In Parashat VaYechi, Ya’akov Avinu delivers his final address to his sons, in which he blesses (or chides) each of them individually. Most of the blessings contain simple messages, although cloaked in poetic terminology. Yissachar’s blessing, however, requires a closer look.
BeReishit (49:15) states, “VaYar Menucha Ki Tov Ve’Et Ha’Aretz Ki Na’eimah VaYeit Shichmo Lisbol VaYehi LeMas Oveid”, “And he saw rest, that it was good, and that the land was pleasant; and he tilted his shoulder to work and became a working serf.” There is a seeming contradiction between the start of the Pasuk and its ending: the former describes Yissachar as restful, the latter as industrious. How do these two qualities co-exist?
There is another episode of Sheivet-based blessings recorded in the Torah that can help provide clarity. At the end of his life, Moshe Rabbeinu addresses Bnei Yisrael in a fashion similar to Ya’akov, and he says the following (Devarim 33:18): “Semach Zevulun BeTzeitecha Ve’Yissachar Be’Ohalecha”, “Rejoice, O Zevulun, in your exit, and Yissachar in your tents.” The imagery of the tent is associated with Torah study. For example, Ya’akov is described as a “Yosheiv Ohalim”, “dweller of tents”, which Rashi (ibid. s.v. Yosheiv Ohalim) and the Targum Yerushalmi both understand to refer to the Beit Midrash.

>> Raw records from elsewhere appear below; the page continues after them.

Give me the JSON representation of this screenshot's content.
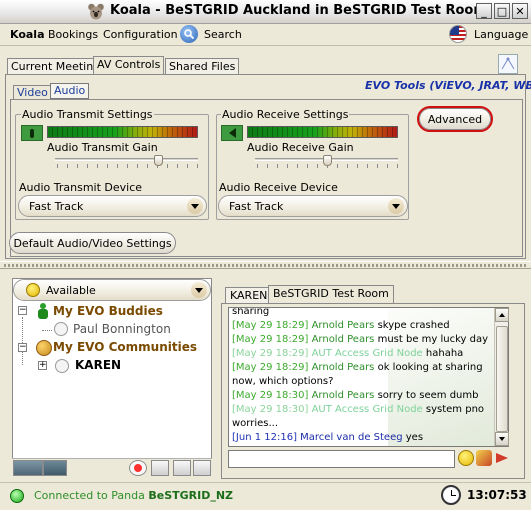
{
  "window": {
    "title": "Koala - BeSTGRID Auckland in BeSTGRID Test Room",
    "minimize": "_",
    "maximize": "□",
    "close": "✕"
  },
  "menu": {
    "items": [
      "Koala",
      "Bookings",
      "Configuration",
      "Search",
      "Language"
    ]
  },
  "main_tabs": [
    "Current Meeting",
    "AV Controls",
    "Shared Files"
  ],
  "sub_tabs": [
    "Video",
    "Audio"
  ],
  "evo_tools": "EVO Tools (ViEVO, JRAT, WB)",
  "audio_transmit": {
    "title": "Audio Transmit Settings",
    "gain_label": "Audio Transmit Gain",
    "gain_level": 0.72,
    "device_label": "Audio Transmit Device",
    "device_value": "Fast Track"
  },
  "audio_receive": {
    "title": "Audio Receive Settings",
    "gain_label": "Audio Receive Gain",
    "gain_level": 0.5,
    "device_label": "Audio Receive Device",
    "device_value": "Fast Track"
  },
  "buttons": {
    "advanced": "Advanced",
    "default_av": "Default Audio/Video Settings"
  },
  "presence": {
    "status": "Available"
  },
  "tree": {
    "buddies_label": "My EVO Buddies",
    "buddy_1": "Paul Bonnington",
    "communities_label": "My EVO Communities",
    "community_1": "KAREN",
    "expand": "+",
    "collapse": "−"
  },
  "chat_tabs": [
    "KAREN",
    "BeSTGRID Test Room"
  ],
  "chat": [
    {
      "time": "",
      "name": "",
      "text": "sharing"
    },
    {
      "time": "[May 29 18:29]",
      "name": "Arnold Pears",
      "text": "skype crashed"
    },
    {
      "time": "[May 29 18:29]",
      "name": "Arnold Pears",
      "text": "must be my lucky day"
    },
    {
      "time": "[May 29 18:29]",
      "name": "AUT Access Grid Node",
      "text": "hahaha"
    },
    {
      "time": "[May 29 18:29]",
      "name": "Arnold Pears",
      "text": "ok looking at sharing"
    },
    {
      "time": "",
      "name": "",
      "text": "now, which options?"
    },
    {
      "time": "[May 29 18:30]",
      "name": "Arnold Pears",
      "text": "sorry to seem dumb"
    },
    {
      "time": "[May 29 18:30]",
      "name": "AUT Access Grid Node",
      "text": "system pno"
    },
    {
      "time": "",
      "name": "",
      "text": "worries..."
    },
    {
      "time": "[Jun 1 12:16]",
      "name": "Marcel van de Steeg",
      "text": "yes"
    }
  ],
  "status": {
    "connected_prefix": "Connected to Panda ",
    "connected_target": "BeSTGRID_NZ",
    "clock": "13:07:53"
  }
}
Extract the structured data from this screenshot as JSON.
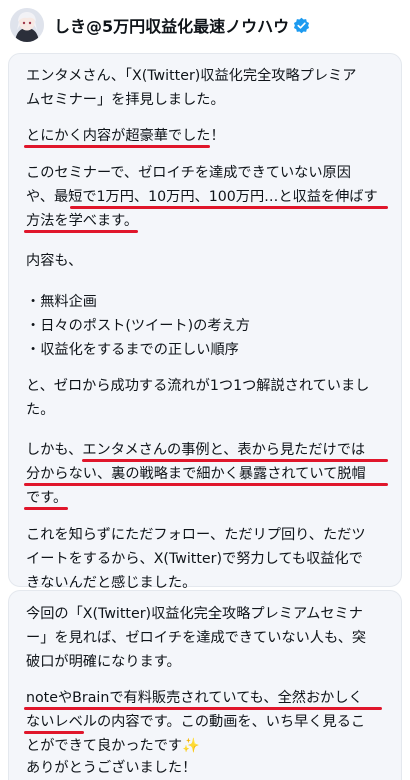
{
  "tweet": {
    "author": "しき@5万円収益化最速ノウハウ",
    "verified": true,
    "badge_color": "#1d9bf0",
    "icons": {
      "avatar": "avatar-icon",
      "verified": "verified-badge-icon",
      "sparkle": "sparkle-icon"
    }
  },
  "card1": {
    "lines": [
      "エンタメさん、「X(Twitter)収益化完全攻略プレミア",
      "ムセミナー」を拝見しました。",
      "とにかく内容が超豪華でした！",
      "このセミナーで、ゼロイチを達成できていない原因",
      "や、最短で1万円、10万円、100万円…と収益を伸ばす",
      "方法を学べます。",
      "内容も、",
      "・無料企画",
      "・日々のポスト(ツイート)の考え方",
      "・収益化をするまでの正しい順序",
      "と、ゼロから成功する流れが1つ1つ解説されていまし",
      "た。",
      "しかも、エンタメさんの事例と、表から見ただけでは",
      "分からない、裏の戦略まで細かく暴露されていて脱帽",
      "です。",
      "これを知らずにただフォロー、ただリプ回り、ただツ",
      "イートをするから、X(Twitter)で努力しても収益化で",
      "きないんだと感じました。"
    ]
  },
  "card2": {
    "lines": [
      "今回の「X(Twitter)収益化完全攻略プレミアムセミナ",
      "ー」を見れば、ゼロイチを達成できていない人も、突",
      "破口が明確になります。",
      "noteやBrainで有料販売されていても、全然おかしく",
      "ないレベルの内容です。この動画を、いち早く見るこ",
      "とができて良かったです",
      "ありがとうございました！"
    ],
    "sparkle": "✨"
  },
  "highlight_color": "#e0162b"
}
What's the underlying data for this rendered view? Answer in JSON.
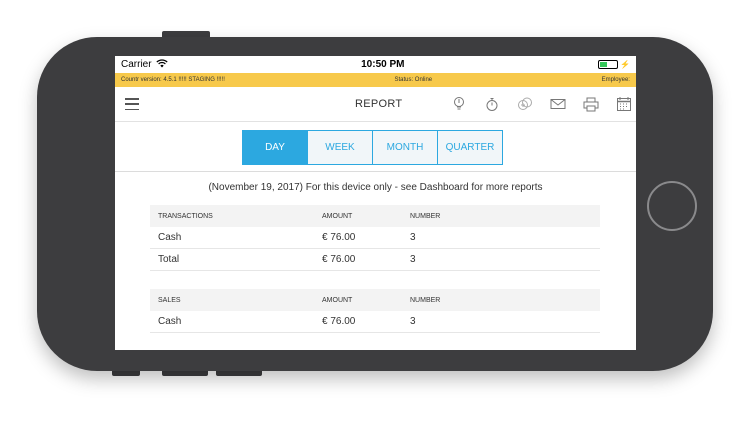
{
  "status_bar": {
    "carrier": "Carrier",
    "time": "10:50 PM"
  },
  "info_bar": {
    "version": "Countr version:  4.5.1 !!!!! STAGING !!!!!",
    "status": "Status:  Online",
    "employee": "Employee:"
  },
  "app_bar": {
    "title": "REPORT"
  },
  "tabs": [
    {
      "label": "DAY",
      "active": true
    },
    {
      "label": "WEEK",
      "active": false
    },
    {
      "label": "MONTH",
      "active": false
    },
    {
      "label": "QUARTER",
      "active": false
    }
  ],
  "report_note": "(November 19, 2017) For this device only - see Dashboard for more reports",
  "transactions_table": {
    "headers": [
      "TRANSACTIONS",
      "AMOUNT",
      "NUMBER"
    ],
    "rows": [
      [
        "Cash",
        "€ 76.00",
        "3"
      ],
      [
        "Total",
        "€ 76.00",
        "3"
      ]
    ]
  },
  "sales_table": {
    "headers": [
      "SALES",
      "AMOUNT",
      "NUMBER"
    ],
    "rows": [
      [
        "Cash",
        "€ 76.00",
        "3"
      ]
    ]
  },
  "colors": {
    "accent": "#2ca8e0",
    "info_bar": "#f7c94b",
    "phone_body": "#3d3d3f"
  },
  "icons": [
    "hamburger-icon",
    "bulb-icon",
    "stopwatch-icon",
    "coins-icon",
    "mail-icon",
    "printer-icon",
    "calendar-icon",
    "wifi-icon",
    "battery-icon"
  ]
}
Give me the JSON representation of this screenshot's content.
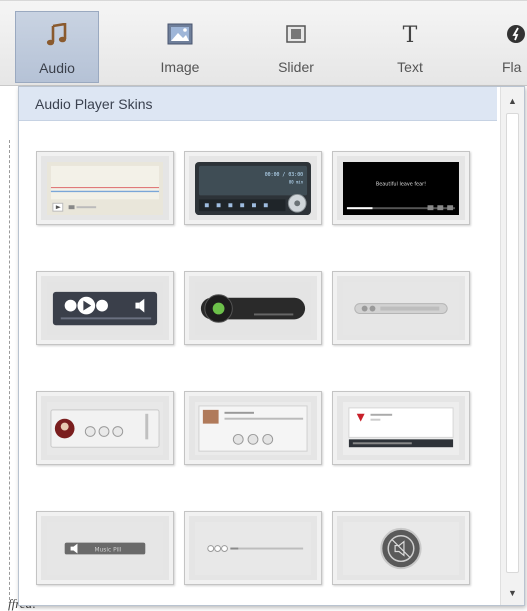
{
  "toolbar": {
    "items": [
      {
        "label": "Audio",
        "icon": "music-note-icon",
        "active": true
      },
      {
        "label": "Image",
        "icon": "image-icon",
        "active": false
      },
      {
        "label": "Slider",
        "icon": "slider-icon",
        "active": false
      },
      {
        "label": "Text",
        "icon": "text-icon",
        "active": false
      },
      {
        "label": "Fla",
        "icon": "flash-icon",
        "active": false
      }
    ]
  },
  "panel": {
    "title": "Audio Player Skins",
    "scroll_up": "▲",
    "scroll_down": "▼"
  },
  "skins": [
    {
      "name": "skin-light-bars"
    },
    {
      "name": "skin-dark-lcd",
      "time": "00:00 / 03:00",
      "text": "00 min"
    },
    {
      "name": "skin-black-video",
      "text": "Beautiful leave fear!"
    },
    {
      "name": "skin-dark-round-controls"
    },
    {
      "name": "skin-black-capsule"
    },
    {
      "name": "skin-grey-slim"
    },
    {
      "name": "skin-album-art-buttons"
    },
    {
      "name": "skin-playlist-panel"
    },
    {
      "name": "skin-banner-player"
    },
    {
      "name": "skin-music-pill",
      "text": "Music Pill"
    },
    {
      "name": "skin-minimal-line"
    },
    {
      "name": "skin-round-disc"
    }
  ],
  "background": {
    "bottom_text": "ffrea!"
  }
}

The Midrash (BeReishit Rabbah 99:9) thus explains that Zevulun would engage in trade on the Mediterranean coast, while Yissachar would learn Torah; the material and spiritual profits would then be shared. It adduces the Pesukim in Devarim and BeReishit as proof. Indeed, the Midrash elsewhere (BeReishit Rabbah 98:12) interprets the ‘good rest’ and ‘pleasant land’ of Yissachar’s blessing to be references to the Torah, and his ‘work’ to be that of the Sanhedrin. Further support for this interpretation is brought from Divrei HaYamim Aleph 12:33, which states, “UMiBnei Yissachar Yode’ei Chochma La’Itim… Rosheihem Matayim”, “And from the children of Yissachar were those who knew wisdom for the ages… their heads were two hundred”.
Returning to our original question, the dual nature of Yissachar’s work can now be explained by his Sheivet’s focus on Torah study. From a physical perspective, Torah is “Menuchah”; learning does not require much manual labor, nor exertion of the body. But from a spiritual, psychological, and mental perspective, learning Torah is difficult labor. The only true way to achieve success in Torah study is by putting in the effort and the hours; as Winston Churchill once said in a different context, it requires blood, toil, tears, and sweat.
This is what Reish Lakish meant by his celebrated maxim (Berachot 63b), “Minayin She’Ein Divrei Torah Mitkaymin Ela BeMi SheMeimit Atzmo Aleha SheNe’emar Zot HaTorah Adam Ki Yamut Ba’Ohel”, “From where do we learn that the words of Torah only stay with one who kills himself over it? As it is said (BeMidbar 19:4), ‘This is the Torah-- when a man dies in the tent’”. Whenever we find ourselves, like our ancestor Yissachar, ‘dying in the tent’ of Torah, we can take heart in the knowledge that the struggle, the trial-and-error, the immense effort expended on a single line-- all of these are the truest forms of Limmud HaTorah.